◆ Exercise aim ◆
Filter the entries down to the lines holding "rainbow", then copy those lines.

◆ Given records ◆

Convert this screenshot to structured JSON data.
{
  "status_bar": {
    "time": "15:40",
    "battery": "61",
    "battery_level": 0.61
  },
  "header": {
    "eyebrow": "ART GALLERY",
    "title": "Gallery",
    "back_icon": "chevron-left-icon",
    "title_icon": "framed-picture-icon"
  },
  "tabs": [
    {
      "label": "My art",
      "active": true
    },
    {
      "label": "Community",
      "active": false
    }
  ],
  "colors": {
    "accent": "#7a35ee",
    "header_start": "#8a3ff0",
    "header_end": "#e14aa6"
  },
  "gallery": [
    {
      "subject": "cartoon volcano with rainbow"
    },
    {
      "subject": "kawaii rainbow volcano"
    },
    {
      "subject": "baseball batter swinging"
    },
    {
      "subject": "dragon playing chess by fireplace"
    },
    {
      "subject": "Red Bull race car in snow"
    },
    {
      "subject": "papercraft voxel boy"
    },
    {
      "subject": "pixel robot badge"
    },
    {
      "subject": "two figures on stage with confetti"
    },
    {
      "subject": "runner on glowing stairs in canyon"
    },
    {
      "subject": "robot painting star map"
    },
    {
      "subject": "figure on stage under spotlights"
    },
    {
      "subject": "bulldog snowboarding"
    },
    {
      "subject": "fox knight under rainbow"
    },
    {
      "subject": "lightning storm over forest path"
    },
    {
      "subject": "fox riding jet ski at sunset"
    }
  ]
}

◆ Response box ◆
      "subject": "cartoon volcano with rainbow"
      "subject": "kawaii rainbow volcano"
      "subject": "fox knight under rainbow"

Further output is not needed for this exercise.